**Problem description**
Only the lines from the one with "Convert this screenshot" through the last line of the data below are to be duplicated, exactly and without pictures.

══════════════════════════════

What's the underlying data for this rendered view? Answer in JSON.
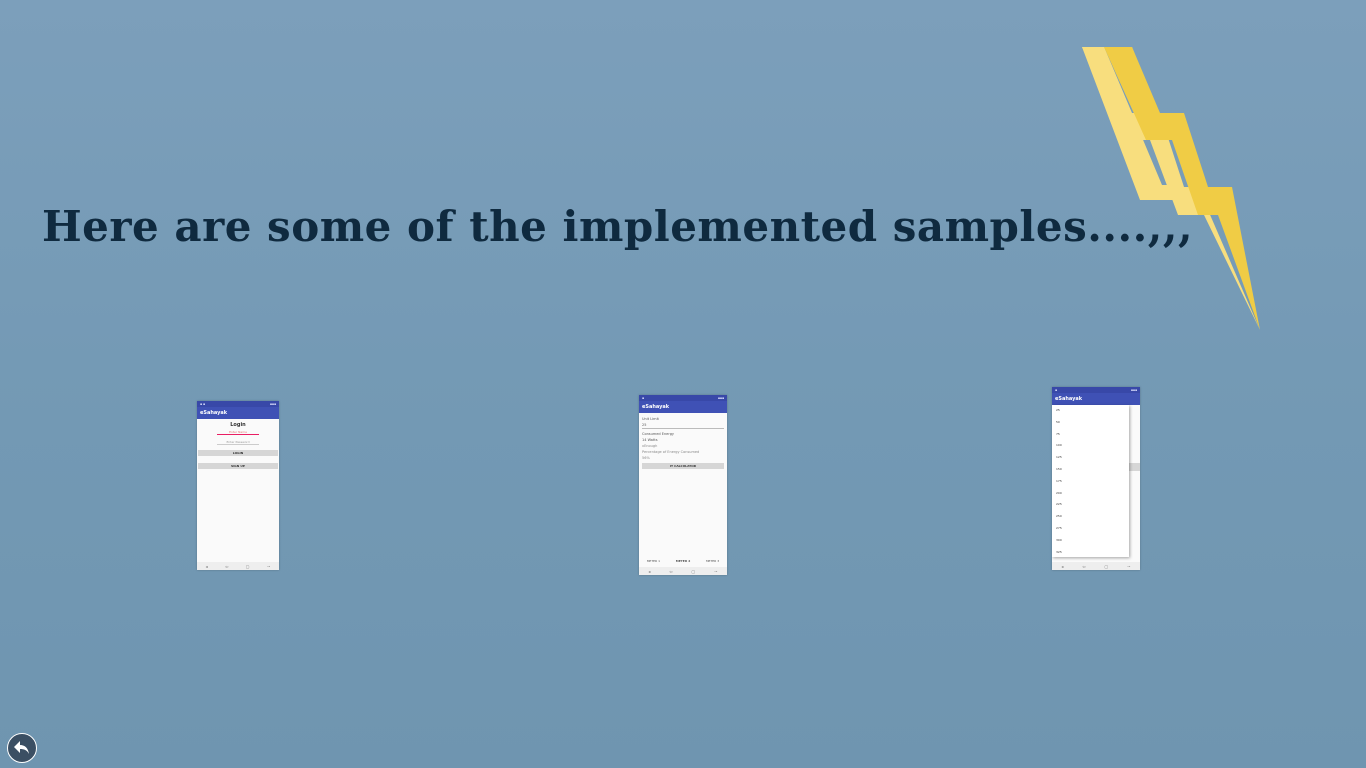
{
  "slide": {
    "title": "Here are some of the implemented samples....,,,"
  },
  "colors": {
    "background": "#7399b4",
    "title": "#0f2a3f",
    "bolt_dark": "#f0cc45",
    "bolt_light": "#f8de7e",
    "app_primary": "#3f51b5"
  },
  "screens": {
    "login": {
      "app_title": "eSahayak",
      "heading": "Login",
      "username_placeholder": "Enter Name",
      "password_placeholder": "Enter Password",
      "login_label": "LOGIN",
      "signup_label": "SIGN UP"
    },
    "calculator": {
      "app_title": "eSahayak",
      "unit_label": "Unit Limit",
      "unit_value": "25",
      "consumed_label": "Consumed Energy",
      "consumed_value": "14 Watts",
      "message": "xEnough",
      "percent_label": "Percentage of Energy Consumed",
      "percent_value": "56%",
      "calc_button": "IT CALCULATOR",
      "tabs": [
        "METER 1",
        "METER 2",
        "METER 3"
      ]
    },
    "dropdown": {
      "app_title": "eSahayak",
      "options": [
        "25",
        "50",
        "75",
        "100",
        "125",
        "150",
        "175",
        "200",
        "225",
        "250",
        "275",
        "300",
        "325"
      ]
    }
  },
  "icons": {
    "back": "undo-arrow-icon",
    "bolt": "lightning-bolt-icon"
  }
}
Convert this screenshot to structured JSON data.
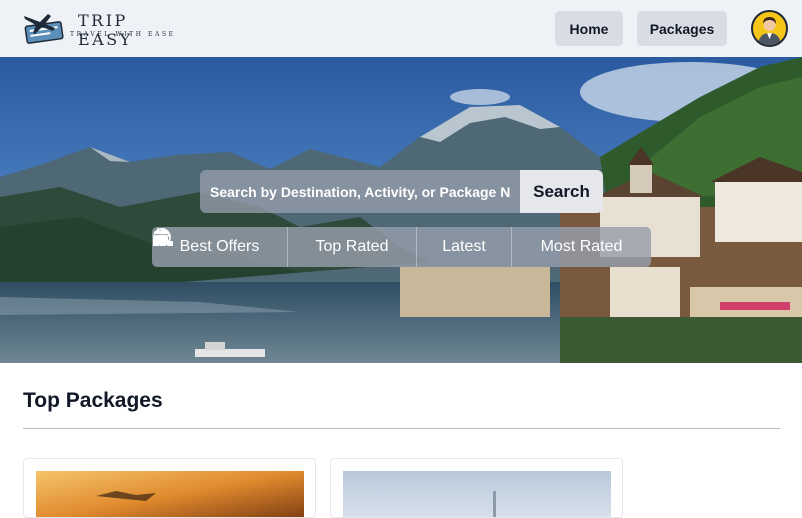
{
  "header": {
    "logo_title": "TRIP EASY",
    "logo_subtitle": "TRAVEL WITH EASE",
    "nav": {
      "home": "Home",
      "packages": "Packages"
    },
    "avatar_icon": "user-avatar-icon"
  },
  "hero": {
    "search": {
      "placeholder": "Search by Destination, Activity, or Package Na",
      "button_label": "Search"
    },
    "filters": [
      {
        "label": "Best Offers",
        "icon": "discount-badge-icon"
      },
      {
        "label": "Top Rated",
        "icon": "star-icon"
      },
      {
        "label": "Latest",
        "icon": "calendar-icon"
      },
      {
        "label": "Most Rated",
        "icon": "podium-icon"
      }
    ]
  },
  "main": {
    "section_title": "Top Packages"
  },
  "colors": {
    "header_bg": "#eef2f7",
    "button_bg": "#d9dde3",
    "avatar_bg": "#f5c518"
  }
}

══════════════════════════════

**Result of this exercise**
Convert this screenshot to structured JSON data.
{
  "header": {
    "logo_title": "TRIP EASY",
    "logo_subtitle": "TRAVEL WITH EASE",
    "nav": {
      "home": "Home",
      "packages": "Packages"
    },
    "avatar_icon": "user-avatar-icon"
  },
  "hero": {
    "search": {
      "placeholder": "Search by Destination, Activity, or Package Na",
      "button_label": "Search"
    },
    "filters": [
      {
        "label": "Best Offers",
        "icon": "discount-badge-icon"
      },
      {
        "label": "Top Rated",
        "icon": "star-icon"
      },
      {
        "label": "Latest",
        "icon": "calendar-icon"
      },
      {
        "label": "Most Rated",
        "icon": "podium-icon"
      }
    ]
  },
  "main": {
    "section_title": "Top Packages"
  },
  "colors": {
    "header_bg": "#eef2f7",
    "button_bg": "#d9dde3",
    "avatar_bg": "#f5c518"
  }
}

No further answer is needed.